A regulatory deadline can act like a tsunami. Starting far off in the distance, almost imperceptible from normal water, the wave sprawls, getting larger and larger as it slowly moves toward land. But even as it approaches, it can be hard to predict if a wave will cause widespread destruction or simply lap upon the shore.

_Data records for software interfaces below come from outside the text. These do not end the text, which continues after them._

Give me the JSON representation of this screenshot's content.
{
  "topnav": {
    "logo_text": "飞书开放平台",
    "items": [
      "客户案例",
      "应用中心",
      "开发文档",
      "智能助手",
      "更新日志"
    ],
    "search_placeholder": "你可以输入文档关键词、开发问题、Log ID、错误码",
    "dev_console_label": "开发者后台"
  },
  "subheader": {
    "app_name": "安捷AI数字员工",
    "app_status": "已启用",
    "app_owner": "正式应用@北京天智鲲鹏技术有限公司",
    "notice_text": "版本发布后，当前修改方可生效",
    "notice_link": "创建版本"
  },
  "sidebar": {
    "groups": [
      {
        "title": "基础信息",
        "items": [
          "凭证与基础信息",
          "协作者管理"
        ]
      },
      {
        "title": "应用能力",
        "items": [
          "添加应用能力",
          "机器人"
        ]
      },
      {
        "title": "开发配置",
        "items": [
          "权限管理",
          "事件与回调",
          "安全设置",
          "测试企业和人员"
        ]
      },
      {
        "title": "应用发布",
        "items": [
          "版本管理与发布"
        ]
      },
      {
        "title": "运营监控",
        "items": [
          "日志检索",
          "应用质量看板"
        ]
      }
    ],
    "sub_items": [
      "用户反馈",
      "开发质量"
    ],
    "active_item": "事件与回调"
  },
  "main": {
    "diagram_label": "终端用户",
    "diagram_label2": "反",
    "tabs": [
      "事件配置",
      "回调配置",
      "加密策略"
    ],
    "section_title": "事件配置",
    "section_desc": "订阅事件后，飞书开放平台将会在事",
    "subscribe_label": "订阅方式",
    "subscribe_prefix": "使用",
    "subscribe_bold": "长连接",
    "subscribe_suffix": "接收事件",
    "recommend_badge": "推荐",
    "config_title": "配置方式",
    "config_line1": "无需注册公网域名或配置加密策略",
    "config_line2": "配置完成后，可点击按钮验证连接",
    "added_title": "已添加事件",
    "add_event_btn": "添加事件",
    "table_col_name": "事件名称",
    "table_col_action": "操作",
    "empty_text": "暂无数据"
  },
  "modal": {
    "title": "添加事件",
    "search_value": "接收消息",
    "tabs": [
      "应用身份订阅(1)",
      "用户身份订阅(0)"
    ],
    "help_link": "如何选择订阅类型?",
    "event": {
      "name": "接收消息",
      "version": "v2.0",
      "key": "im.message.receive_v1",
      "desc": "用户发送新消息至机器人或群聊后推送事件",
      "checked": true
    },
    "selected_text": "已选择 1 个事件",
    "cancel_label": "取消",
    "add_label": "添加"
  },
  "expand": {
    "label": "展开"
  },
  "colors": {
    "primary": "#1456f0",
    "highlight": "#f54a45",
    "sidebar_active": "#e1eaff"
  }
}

So it was with T+2. The Shortened Settlement Cycle Industry Steering Committee was formed way back in 2014 to explore how to facilitate the US settlement cycle and released a timeline that proposed moving to T+2 by the third quarter of 2017. Industry requirements around trade processing, asset servicing, documentation and regulatory changes were outlined. Consultants warned the industry was unprepared even as the SEC moved to finalise the implementation date earlier this year. Conferences were held, white papers were written and webinars hosted. And then, T+2 arrived with barely a ripple: the US market had successfully executed a shortened settlement cycle.
What made this transition so smooth? And how can the industry repeat its T+2 success with future regulatory changes?
Emphasise the opportunity. T+2 presented many potential opportunities for fund managers. A shorter settlement cycle limits daily exposure to counterparties, ensures cash is in the portfolio more quickly and may increase investment opportunities. Discussing these benefits with participants allowed for a greater picture of rationale behind T+2, making it more than just a burden for people to implement.
Take advantage of the shift. T+2 was a chance for firms to look at their procedures, systems and technology infrastructures to identify opportunities for more efficient trading. It was a chance for many firms to ‘look under the hood’ of operations and take advantage of the process for comprehensive changes in approach.
Engage in a dialogue. Industry-wide change offers a chance to learn from others. I spoke with a number of clients in the lead-up to T+2 implementation, discussing how the change will impact operational interaction with their counterparties and Northern Trust. We worked with clients to make enhancements to trade communications, cash reporting and reconciliation processes. We did this across the fund custody and accounting environments, particularly from a liquidity standpoint. Our clients were able to take advantage of the larger conversations to do things wiser, smarter or quicker than they might have been able to do on their own.
“Never let a good crisis go to waste,” Winston Churchill famously said. A regulatory change isn’t necessarily a crisis, but it certainly is an opportunity that smart firms don’t let pass by. With preparation and strategic planning, financial firms can ride the waves of regulatory change and emerge better prepared to capture the opportunities created by developments that are sure to come.